Aim of the exercise » Scan the material and copy out each line where the word "Notifications" occurs.

····················

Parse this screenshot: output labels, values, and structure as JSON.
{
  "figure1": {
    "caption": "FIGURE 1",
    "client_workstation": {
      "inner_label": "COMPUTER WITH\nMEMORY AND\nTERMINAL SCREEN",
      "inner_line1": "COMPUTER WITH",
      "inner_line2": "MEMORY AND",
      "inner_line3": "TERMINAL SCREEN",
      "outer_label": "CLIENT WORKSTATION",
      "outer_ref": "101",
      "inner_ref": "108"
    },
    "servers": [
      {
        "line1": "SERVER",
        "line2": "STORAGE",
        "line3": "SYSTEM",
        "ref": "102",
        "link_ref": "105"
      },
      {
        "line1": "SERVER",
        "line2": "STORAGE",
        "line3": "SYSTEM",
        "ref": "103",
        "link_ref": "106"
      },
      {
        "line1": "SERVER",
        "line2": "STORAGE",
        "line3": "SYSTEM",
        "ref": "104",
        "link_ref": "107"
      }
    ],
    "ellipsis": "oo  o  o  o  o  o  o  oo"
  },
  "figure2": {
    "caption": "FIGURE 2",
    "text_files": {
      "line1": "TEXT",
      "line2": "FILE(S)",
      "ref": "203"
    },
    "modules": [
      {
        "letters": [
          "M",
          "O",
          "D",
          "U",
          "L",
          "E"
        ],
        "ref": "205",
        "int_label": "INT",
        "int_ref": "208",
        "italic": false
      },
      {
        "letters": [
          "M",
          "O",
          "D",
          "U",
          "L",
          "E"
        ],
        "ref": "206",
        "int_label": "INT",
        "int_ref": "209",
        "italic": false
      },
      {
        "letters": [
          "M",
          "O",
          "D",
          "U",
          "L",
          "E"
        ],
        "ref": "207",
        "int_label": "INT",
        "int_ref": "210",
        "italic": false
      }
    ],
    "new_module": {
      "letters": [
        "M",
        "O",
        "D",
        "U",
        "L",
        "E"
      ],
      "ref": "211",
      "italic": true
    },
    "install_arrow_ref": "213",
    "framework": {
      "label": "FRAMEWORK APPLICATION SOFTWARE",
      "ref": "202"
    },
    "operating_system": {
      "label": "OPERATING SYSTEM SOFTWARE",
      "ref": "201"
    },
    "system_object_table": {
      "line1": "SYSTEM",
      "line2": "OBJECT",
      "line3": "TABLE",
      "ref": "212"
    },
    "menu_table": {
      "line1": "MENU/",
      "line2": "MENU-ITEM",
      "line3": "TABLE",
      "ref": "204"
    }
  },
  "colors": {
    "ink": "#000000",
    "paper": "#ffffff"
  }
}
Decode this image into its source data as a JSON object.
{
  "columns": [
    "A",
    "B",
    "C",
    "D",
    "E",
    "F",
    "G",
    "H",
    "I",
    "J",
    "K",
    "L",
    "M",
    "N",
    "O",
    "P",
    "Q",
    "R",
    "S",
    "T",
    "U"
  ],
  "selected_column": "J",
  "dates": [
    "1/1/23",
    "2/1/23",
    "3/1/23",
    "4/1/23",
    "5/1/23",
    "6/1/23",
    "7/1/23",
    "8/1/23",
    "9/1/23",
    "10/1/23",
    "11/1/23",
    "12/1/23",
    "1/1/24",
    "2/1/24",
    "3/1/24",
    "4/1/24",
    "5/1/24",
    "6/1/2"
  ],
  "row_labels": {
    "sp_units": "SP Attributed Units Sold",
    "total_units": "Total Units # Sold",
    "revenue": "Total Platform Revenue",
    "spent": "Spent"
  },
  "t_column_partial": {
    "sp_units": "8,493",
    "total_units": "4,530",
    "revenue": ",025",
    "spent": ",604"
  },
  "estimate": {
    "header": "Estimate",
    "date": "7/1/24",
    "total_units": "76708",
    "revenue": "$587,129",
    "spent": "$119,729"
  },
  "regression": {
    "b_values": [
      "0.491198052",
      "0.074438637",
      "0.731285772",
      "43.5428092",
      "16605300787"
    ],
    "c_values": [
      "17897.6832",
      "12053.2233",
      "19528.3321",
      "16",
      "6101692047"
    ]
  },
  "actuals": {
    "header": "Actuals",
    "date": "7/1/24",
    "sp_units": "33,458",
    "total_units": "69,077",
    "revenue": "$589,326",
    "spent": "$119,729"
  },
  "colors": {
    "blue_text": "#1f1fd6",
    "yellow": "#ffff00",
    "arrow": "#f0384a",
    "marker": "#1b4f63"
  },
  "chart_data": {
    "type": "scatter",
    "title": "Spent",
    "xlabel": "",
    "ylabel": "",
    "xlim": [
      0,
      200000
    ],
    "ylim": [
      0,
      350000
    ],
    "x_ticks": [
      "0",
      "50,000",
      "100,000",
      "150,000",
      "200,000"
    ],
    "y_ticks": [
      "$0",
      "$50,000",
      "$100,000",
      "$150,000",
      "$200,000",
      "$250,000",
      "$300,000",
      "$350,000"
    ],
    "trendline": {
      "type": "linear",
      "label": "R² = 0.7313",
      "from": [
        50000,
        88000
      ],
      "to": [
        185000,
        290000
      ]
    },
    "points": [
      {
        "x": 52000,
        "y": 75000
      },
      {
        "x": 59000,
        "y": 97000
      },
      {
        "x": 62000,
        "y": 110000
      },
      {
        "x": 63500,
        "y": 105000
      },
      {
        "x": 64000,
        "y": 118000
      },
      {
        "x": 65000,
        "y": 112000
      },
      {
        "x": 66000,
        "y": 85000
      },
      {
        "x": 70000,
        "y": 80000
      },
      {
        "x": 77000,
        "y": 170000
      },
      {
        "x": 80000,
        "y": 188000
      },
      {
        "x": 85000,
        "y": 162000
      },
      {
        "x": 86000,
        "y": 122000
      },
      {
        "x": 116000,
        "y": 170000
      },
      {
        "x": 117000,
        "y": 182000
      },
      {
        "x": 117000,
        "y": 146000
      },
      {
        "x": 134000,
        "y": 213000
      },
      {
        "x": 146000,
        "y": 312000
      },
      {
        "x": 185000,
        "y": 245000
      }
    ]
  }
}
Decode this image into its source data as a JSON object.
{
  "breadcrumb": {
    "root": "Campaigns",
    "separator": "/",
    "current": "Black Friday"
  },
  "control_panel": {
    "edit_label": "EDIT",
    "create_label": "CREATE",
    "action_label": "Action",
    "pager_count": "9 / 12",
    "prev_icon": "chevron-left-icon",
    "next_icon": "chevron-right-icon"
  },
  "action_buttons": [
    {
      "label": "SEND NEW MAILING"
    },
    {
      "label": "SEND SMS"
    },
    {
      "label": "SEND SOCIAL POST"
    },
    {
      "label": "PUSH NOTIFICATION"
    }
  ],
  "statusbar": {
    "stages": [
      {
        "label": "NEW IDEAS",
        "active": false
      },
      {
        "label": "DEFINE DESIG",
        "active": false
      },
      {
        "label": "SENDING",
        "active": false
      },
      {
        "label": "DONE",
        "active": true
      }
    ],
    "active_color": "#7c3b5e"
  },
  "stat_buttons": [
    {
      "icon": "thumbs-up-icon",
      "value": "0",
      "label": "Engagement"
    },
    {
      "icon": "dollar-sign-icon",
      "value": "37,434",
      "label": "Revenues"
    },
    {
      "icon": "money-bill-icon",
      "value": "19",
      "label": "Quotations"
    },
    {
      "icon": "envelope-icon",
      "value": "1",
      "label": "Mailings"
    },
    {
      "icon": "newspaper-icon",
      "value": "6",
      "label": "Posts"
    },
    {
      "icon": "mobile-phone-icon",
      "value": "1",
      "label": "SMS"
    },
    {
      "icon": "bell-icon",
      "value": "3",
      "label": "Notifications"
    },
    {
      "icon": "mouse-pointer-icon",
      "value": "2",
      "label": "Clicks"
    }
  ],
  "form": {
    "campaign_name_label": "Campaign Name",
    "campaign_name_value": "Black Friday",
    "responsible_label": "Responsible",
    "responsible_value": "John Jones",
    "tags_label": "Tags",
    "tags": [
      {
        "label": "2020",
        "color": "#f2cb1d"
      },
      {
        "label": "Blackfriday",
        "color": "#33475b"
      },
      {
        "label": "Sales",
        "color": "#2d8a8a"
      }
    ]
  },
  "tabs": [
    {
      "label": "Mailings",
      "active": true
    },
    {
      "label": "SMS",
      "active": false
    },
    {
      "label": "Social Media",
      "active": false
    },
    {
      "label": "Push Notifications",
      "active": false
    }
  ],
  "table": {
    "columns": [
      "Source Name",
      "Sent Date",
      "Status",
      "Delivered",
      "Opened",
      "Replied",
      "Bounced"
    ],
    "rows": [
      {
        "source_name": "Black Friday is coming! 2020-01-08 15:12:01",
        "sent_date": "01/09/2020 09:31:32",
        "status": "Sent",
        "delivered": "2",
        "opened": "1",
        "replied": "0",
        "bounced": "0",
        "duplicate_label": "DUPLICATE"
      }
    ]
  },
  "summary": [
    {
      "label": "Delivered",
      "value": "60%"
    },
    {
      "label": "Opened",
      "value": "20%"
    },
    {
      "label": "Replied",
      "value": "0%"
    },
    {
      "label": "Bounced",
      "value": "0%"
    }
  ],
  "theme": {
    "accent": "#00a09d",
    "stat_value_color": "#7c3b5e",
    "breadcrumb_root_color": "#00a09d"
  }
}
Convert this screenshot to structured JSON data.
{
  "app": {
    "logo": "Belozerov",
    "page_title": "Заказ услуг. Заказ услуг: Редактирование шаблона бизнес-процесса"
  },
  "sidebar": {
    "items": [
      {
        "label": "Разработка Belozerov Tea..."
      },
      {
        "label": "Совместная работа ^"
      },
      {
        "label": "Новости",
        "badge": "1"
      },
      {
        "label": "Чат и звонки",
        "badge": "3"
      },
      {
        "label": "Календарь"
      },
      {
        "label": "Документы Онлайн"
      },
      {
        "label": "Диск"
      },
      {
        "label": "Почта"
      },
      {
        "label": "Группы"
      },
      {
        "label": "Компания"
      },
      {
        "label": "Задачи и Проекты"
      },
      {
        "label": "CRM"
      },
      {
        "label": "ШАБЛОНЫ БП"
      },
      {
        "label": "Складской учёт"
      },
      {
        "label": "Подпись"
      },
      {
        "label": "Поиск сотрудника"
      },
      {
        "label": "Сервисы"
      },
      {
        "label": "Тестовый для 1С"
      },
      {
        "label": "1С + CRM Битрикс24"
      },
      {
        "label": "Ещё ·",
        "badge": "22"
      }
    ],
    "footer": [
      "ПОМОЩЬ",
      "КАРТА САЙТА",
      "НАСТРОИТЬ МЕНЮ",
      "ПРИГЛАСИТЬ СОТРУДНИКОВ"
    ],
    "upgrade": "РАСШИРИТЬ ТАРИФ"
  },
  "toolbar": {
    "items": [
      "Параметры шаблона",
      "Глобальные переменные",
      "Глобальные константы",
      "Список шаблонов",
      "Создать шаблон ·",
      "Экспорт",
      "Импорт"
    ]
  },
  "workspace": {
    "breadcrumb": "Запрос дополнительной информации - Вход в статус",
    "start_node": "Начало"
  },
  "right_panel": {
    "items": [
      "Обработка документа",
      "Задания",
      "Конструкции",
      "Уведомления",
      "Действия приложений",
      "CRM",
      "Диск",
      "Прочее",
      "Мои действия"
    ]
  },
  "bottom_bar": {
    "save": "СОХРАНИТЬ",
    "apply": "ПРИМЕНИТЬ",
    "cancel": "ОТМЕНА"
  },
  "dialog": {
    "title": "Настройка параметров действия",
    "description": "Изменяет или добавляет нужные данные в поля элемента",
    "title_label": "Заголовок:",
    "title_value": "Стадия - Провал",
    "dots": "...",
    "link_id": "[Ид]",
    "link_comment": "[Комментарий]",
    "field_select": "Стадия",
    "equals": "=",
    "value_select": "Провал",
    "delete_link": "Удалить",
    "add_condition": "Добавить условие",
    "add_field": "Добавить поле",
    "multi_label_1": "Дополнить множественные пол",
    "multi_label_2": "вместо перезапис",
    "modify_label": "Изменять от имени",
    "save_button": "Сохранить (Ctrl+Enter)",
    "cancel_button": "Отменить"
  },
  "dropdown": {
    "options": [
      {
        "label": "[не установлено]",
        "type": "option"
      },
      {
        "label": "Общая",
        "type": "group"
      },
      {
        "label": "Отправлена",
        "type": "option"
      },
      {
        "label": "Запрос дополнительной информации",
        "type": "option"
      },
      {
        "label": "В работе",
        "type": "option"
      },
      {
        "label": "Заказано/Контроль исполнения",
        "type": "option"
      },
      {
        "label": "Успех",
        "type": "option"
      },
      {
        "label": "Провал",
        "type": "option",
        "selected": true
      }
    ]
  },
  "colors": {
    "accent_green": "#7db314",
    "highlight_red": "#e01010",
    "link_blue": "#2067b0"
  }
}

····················

Exercise output »
      "label": "Notifications"
      "label": "Push Notifications",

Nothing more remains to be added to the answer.